• **Your objective**: Print each entry below precisely as it reads.
Provided records START
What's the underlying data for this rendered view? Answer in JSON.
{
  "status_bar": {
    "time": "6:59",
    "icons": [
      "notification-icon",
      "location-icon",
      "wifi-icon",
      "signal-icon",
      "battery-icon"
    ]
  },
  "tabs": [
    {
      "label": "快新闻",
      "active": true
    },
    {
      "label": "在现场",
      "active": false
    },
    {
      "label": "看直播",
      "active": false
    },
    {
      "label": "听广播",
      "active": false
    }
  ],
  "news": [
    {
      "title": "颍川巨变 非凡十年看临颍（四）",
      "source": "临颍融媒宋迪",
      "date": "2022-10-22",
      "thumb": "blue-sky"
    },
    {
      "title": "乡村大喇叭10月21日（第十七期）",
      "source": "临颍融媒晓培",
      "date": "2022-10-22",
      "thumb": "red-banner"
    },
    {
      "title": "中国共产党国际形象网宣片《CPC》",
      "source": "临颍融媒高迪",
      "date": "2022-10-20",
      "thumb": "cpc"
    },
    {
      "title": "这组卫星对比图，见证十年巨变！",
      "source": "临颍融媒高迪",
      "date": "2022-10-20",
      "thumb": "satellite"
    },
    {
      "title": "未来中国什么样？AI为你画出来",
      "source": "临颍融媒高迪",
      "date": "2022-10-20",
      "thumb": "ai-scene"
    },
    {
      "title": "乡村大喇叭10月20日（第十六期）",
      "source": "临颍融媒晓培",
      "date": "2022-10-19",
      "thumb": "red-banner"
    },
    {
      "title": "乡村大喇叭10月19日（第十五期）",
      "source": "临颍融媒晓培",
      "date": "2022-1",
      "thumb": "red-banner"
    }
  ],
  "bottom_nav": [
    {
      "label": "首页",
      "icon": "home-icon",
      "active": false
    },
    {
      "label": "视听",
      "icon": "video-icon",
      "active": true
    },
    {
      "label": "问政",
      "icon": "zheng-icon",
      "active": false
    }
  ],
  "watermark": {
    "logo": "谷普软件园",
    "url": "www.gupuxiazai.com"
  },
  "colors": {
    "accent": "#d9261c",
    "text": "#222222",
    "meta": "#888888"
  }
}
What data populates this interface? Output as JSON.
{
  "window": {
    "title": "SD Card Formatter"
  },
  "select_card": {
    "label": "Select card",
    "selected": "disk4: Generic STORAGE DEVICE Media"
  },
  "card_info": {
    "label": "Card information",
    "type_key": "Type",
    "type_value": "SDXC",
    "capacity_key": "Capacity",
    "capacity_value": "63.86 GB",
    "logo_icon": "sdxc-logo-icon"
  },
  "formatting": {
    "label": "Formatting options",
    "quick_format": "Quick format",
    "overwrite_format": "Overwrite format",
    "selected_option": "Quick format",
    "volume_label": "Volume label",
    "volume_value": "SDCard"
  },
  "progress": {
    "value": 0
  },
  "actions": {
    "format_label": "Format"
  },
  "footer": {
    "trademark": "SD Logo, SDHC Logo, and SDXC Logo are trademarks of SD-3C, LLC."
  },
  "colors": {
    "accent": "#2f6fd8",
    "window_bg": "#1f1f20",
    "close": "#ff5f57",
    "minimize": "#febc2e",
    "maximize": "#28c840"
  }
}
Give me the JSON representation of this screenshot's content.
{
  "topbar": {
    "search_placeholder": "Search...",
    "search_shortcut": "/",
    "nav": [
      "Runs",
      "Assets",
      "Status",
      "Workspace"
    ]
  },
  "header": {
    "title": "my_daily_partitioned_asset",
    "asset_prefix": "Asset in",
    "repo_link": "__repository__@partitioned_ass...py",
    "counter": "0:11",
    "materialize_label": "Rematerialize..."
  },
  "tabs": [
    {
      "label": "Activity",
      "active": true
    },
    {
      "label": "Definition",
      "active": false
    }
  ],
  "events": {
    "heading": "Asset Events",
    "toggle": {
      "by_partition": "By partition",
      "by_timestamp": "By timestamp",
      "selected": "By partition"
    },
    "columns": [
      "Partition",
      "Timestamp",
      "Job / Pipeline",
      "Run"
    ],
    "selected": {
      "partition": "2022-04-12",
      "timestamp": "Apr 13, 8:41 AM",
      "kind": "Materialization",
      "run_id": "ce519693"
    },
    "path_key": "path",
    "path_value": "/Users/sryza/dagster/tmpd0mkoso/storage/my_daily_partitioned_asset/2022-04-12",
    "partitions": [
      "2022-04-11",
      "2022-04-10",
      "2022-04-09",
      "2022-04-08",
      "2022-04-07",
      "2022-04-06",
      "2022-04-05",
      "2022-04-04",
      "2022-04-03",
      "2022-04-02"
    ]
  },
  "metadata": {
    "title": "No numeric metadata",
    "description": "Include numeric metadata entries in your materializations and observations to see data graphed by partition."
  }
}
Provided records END
• **Written solution**:
What's the underlying data for this rendered view? Answer in JSON.
{
  "status_bar": {
    "time": "6:59",
    "icons": [
      "notification-icon",
      "location-icon",
      "wifi-icon",
      "signal-icon",
      "battery-icon"
    ]
  },
  "tabs": [
    {
      "label": "快新闻",
      "active": true
    },
    {
      "label": "在现场",
      "active": false
    },
    {
      "label": "看直播",
      "active": false
    },
    {
      "label": "听广播",
      "active": false
    }
  ],
  "news": [
    {
      "title": "颍川巨变 非凡十年看临颍（四）",
      "source": "临颍融媒宋迪",
      "date": "2022-10-22",
      "thumb": "blue-sky"
    },
    {
      "title": "乡村大喇叭10月21日（第十七期）",
      "source": "临颍融媒晓培",
      "date": "2022-10-22",
      "thumb": "red-banner"
    },
    {
      "title": "中国共产党国际形象网宣片《CPC》",
      "source": "临颍融媒高迪",
      "date": "2022-10-20",
      "thumb": "cpc"
    },
    {
      "title": "这组卫星对比图，见证十年巨变！",
      "source": "临颍融媒高迪",
      "date": "2022-10-20",
      "thumb": "satellite"
    },
    {
      "title": "未来中国什么样？AI为你画出来",
      "source": "临颍融媒高迪",
      "date": "2022-10-20",
      "thumb": "ai-scene"
    },
    {
      "title": "乡村大喇叭10月20日（第十六期）",
      "source": "临颍融媒晓培",
      "date": "2022-10-19",
      "thumb": "red-banner"
    },
    {
      "title": "乡村大喇叭10月19日（第十五期）",
      "source": "临颍融媒晓培",
      "date": "2022-1",
      "thumb": "red-banner"
    }
  ],
  "bottom_nav": [
    {
      "label": "首页",
      "icon": "home-icon",
      "active": false
    },
    {
      "label": "视听",
      "icon": "video-icon",
      "active": true
    },
    {
      "label": "问政",
      "icon": "zheng-icon",
      "active": false
    }
  ],
  "watermark": {
    "logo": "谷普软件园",
    "url": "www.gupuxiazai.com"
  },
  "colors": {
    "accent": "#d9261c",
    "text": "#222222",
    "meta": "#888888"
  }
}
What data populates this interface? Output as JSON.
{
  "window": {
    "title": "SD Card Formatter"
  },
  "select_card": {
    "label": "Select card",
    "selected": "disk4: Generic STORAGE DEVICE Media"
  },
  "card_info": {
    "label": "Card information",
    "type_key": "Type",
    "type_value": "SDXC",
    "capacity_key": "Capacity",
    "capacity_value": "63.86 GB",
    "logo_icon": "sdxc-logo-icon"
  },
  "formatting": {
    "label": "Formatting options",
    "quick_format": "Quick format",
    "overwrite_format": "Overwrite format",
    "selected_option": "Quick format",
    "volume_label": "Volume label",
    "volume_value": "SDCard"
  },
  "progress": {
    "value": 0
  },
  "actions": {
    "format_label": "Format"
  },
  "footer": {
    "trademark": "SD Logo, SDHC Logo, and SDXC Logo are trademarks of SD-3C, LLC."
  },
  "colors": {
    "accent": "#2f6fd8",
    "window_bg": "#1f1f20",
    "close": "#ff5f57",
    "minimize": "#febc2e",
    "maximize": "#28c840"
  }
}
Give me the JSON representation of this screenshot's content.
{
  "topbar": {
    "search_placeholder": "Search...",
    "search_shortcut": "/",
    "nav": [
      "Runs",
      "Assets",
      "Status",
      "Workspace"
    ]
  },
  "header": {
    "title": "my_daily_partitioned_asset",
    "asset_prefix": "Asset in",
    "repo_link": "__repository__@partitioned_ass...py",
    "counter": "0:11",
    "materialize_label": "Rematerialize..."
  },
  "tabs": [
    {
      "label": "Activity",
      "active": true
    },
    {
      "label": "Definition",
      "active": false
    }
  ],
  "events": {
    "heading": "Asset Events",
    "toggle": {
      "by_partition": "By partition",
      "by_timestamp": "By timestamp",
      "selected": "By partition"
    },
    "columns": [
      "Partition",
      "Timestamp",
      "Job / Pipeline",
      "Run"
    ],
    "selected": {
      "partition": "2022-04-12",
      "timestamp": "Apr 13, 8:41 AM",
      "kind": "Materialization",
      "run_id": "ce519693"
    },
    "path_key": "path",
    "path_value": "/Users/sryza/dagster/tmpd0mkoso/storage/my_daily_partitioned_asset/2022-04-12",
    "partitions": [
      "2022-04-11",
      "2022-04-10",
      "2022-04-09",
      "2022-04-08",
      "2022-04-07",
      "2022-04-06",
      "2022-04-05",
      "2022-04-04",
      "2022-04-03",
      "2022-04-02"
    ]
  },
  "metadata": {
    "title": "No numeric metadata",
    "description": "Include numeric metadata entries in your materializations and observations to see data graphed by partition."
  }
}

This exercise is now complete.